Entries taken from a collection
■ ■ ■ ■ ■

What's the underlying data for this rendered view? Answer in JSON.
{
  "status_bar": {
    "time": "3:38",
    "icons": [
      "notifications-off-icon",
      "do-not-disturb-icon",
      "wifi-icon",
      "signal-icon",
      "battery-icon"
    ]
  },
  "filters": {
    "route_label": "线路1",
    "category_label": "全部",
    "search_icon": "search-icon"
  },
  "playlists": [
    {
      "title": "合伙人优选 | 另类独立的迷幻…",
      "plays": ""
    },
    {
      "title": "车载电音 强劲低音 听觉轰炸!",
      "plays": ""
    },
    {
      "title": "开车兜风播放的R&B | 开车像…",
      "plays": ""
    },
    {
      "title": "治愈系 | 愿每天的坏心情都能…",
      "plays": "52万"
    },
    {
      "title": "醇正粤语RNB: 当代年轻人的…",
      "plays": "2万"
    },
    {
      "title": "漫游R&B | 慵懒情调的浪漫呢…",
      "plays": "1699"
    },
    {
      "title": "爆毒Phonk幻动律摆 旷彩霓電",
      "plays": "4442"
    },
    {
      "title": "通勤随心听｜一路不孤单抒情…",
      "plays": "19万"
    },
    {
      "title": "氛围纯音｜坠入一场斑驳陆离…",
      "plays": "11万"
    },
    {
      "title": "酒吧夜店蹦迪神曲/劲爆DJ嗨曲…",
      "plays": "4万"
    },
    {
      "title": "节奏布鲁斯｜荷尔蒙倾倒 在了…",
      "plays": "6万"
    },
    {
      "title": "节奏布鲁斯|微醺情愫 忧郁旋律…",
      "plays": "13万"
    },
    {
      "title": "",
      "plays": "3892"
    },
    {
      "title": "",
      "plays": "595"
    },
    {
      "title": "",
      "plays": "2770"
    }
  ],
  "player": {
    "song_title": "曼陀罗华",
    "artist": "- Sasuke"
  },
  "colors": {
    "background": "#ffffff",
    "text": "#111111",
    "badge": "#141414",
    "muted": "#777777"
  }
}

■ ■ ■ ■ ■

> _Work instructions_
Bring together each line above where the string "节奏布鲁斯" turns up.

> _Finished task_
      "title": "节奏布鲁斯｜荷尔蒙倾倒 在了…",
      "title": "节奏布鲁斯|微醺情愫 忧郁旋律…",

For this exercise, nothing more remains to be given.